    21. 21. DOMESTIC SERVICE In Lebanon sources of domestic labor became globalized after the Lebanese civil war Not because of the increasing education and workforce participation of women. “An increasing reluctance of Lebanese women to undertake such menial work in households other than their own, as well as a greater ideological (or perhaps emotional) comfort for employers to draw on non-Arab foreigners who were unrelated to the tense and complex sectarian enmities that had developed (see Khalaf 2002; Traboulsi 2007)” (Jureidini, Para 2). “The racialization of domestic work is merely a perpetuation of the ‘sexist division of labor by [women employers] passing on the most devalued work in their lives to another woman -- generally a woman of color’ (Romero 1992, 131)” (Jureidini, Para 2).
    22. 22. DOMESTIC SERVICE The government in Hong Kong regulates wages on domestic workers based on nationality in the 1980’s: Filipinas minimum wage HK$3,860 per month Indonesians minimum wage HK$2,000 per month Thais minimum wage in between the HK$2,000 and HK$3,860 Indian/Sri Lankan minimum wage HK%500 per month (about US$65). (F&T. Swider. 121)
    23. 23. DOMESTIC SERVICE What is being done? The Asian Domestic Workers Union(ADWU) began in 1989. The Filipino Migrant Workers Union in 1996. CDWU formed in 1998. It included Indonesians, Thais, Indians, and Chinese. MDU’s successful in representing women. Maternity benefits and underpayment were the focus of some of these groups. (Swider, 122)

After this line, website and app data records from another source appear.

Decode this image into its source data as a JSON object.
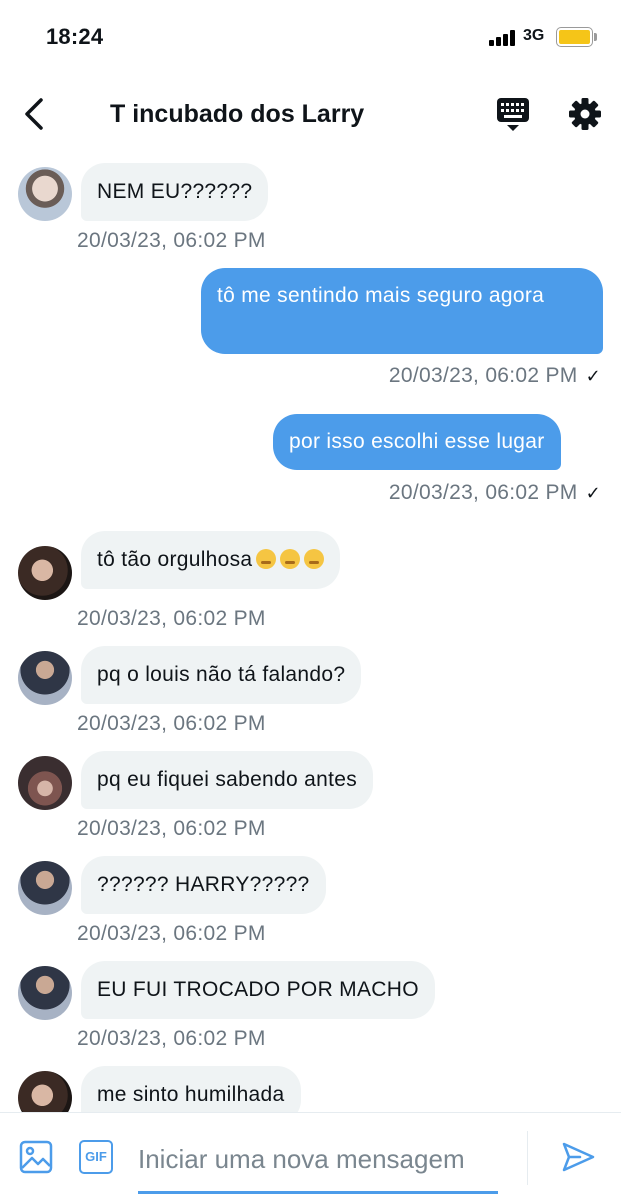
{
  "status_bar": {
    "time": "18:24",
    "network": "3G"
  },
  "header": {
    "title": "T incubado dos Larry",
    "back_icon": "chevron-left-icon",
    "keyboard_icon": "keyboard-icon",
    "settings_icon": "gear-icon"
  },
  "colors": {
    "accent": "#4c9cea",
    "incoming_bubble": "#eff3f4",
    "timestamp": "#6b7680",
    "battery": "#f5c518"
  },
  "messages": [
    {
      "direction": "in",
      "text": "NEM EU??????",
      "time": "20/03/23, 06:02 PM"
    },
    {
      "direction": "out",
      "text": "tô me sentindo mais seguro agora",
      "time": "20/03/23, 06:02 PM",
      "status": "✓"
    },
    {
      "direction": "out",
      "text": "por isso escolhi esse lugar",
      "time": "20/03/23, 06:02 PM",
      "status": "✓"
    },
    {
      "direction": "in",
      "text": "tô tão orgulhosa",
      "time": "20/03/23, 06:02 PM"
    },
    {
      "direction": "in",
      "text": "pq o louis não tá falando?",
      "time": "20/03/23, 06:02 PM"
    },
    {
      "direction": "in",
      "text": "pq eu fiquei sabendo antes",
      "time": "20/03/23, 06:02 PM"
    },
    {
      "direction": "in",
      "text": "?????? HARRY?????",
      "time": "20/03/23, 06:02 PM"
    },
    {
      "direction": "in",
      "text": "EU FUI TROCADO POR MACHO",
      "time": "20/03/23, 06:02 PM"
    },
    {
      "direction": "in",
      "text": "me sinto humilhada",
      "time": ""
    }
  ],
  "composer": {
    "placeholder": "Iniciar uma nova mensagem",
    "image_icon": "image-icon",
    "gif_label": "GIF",
    "send_icon": "send-icon"
  }
}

    24. 24. BIBLIOGRAPHY • The Effects of Globalization on Women • “Women’s Rights and Globalization”. Jan. 2008. Women’s Rights World.19 June 2010< globalization.html • Bose, Christine E., and Edna Acosta-Belén. Women in the Latin American Development Process. Philadelphia: Temple UP, 1995. Print.
    25. 25. BIBLIOGRAPHY Domestic Services: Jureidini, Ray. "In the Shadows of Family Life: Toward a History of Domestic Service in Lebanon." Journal of Middle East Women's Studies 5.3 (2009): 74-101. Humanities Fu# Text. Web. 19 June 2010. Swider, Sarah. "Working Women of the World Unite?" Global Feminism: Transnational Women's Activism, Organizing, and Human Rights. Ed. Myra Marx. Ferree and Aili Mari. Tripp. New York: New York UP, 2006. 121-28. Print. "domestic service." Encyclopædia Britannica. Encyclopædia Britannica Online. Encyclopædia Britannica, 2010. Web. 19 June 2010  <>.

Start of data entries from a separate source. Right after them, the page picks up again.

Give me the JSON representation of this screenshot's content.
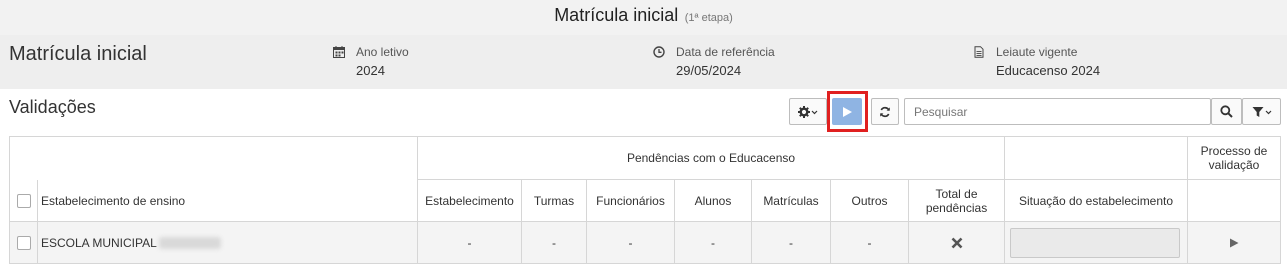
{
  "header": {
    "title": "Matrícula inicial",
    "subtitle": "(1ª etapa)"
  },
  "info": {
    "page_title": "Matrícula inicial",
    "ano_label": "Ano letivo",
    "ano_value": "2024",
    "data_label": "Data de referência",
    "data_value": "29/05/2024",
    "leiaute_label": "Leiaute vigente",
    "leiaute_value": "Educacenso 2024"
  },
  "validacoes": {
    "title": "Validações",
    "search_placeholder": "Pesquisar"
  },
  "table": {
    "group_header": "Pendências com o Educacenso",
    "processo_header": "Processo de validação",
    "columns": {
      "estabelecimento_ensino": "Estabelecimento de ensino",
      "estabelecimento": "Estabelecimento",
      "turmas": "Turmas",
      "funcionarios": "Funcionários",
      "alunos": "Alunos",
      "matriculas": "Matrículas",
      "outros": "Outros",
      "total": "Total de pendências",
      "situacao": "Situação do estabelecimento"
    },
    "rows": [
      {
        "escola": "ESCOLA MUNICIPAL",
        "estabelecimento": "-",
        "turmas": "-",
        "funcionarios": "-",
        "alunos": "-",
        "matriculas": "-",
        "outros": "-"
      }
    ]
  },
  "colors": {
    "accent": "#8fb4e3",
    "highlight": "#e02020"
  }
}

    26. 26. BIBLIOGRAPHY Mail Order Brides Atty, Fred. "Prohibition against Mail-Order Brides at Philippine E-Legal Forum." Jaromay Laurente Pamaos Law Offices. Nov.-Dec. 207. Web. 21 June 2010. <>. "Top 10 Facts About Mail-Order Brides - Top 10 Lists | Listverse." Top 10 Lists - Listverse. Web. 19 June 2010. <>.

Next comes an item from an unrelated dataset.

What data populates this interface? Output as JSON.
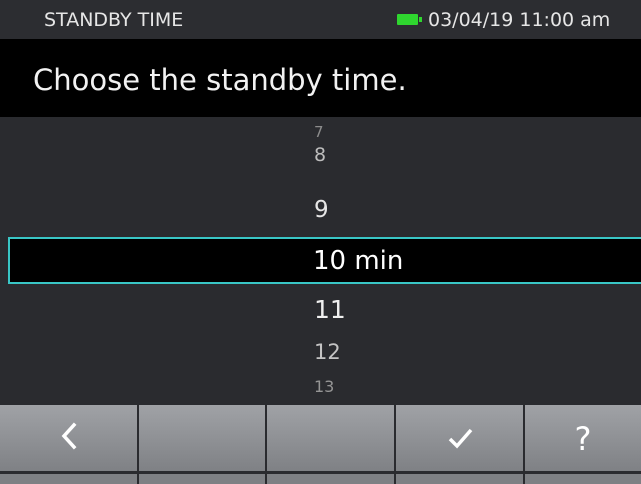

    27. 27. BIBLIOGRAPHY THE GLOBAL ECONOMY AND WOMEN’S MIGRATION Judd, Ellen R. "The Chinese Women’s Movement Between State and Market - Ellen R. Judd." Stanford University Press. Web. 21 June 2010. <> UN Platform for Action Committee Manitoba. "Women & The Economy - Globalization & Migration." Welcome to UNPAC - UN Platform for Action Committee Manitoba (UNPAC). Mar. 2006. Web. 19 June 2010. <>.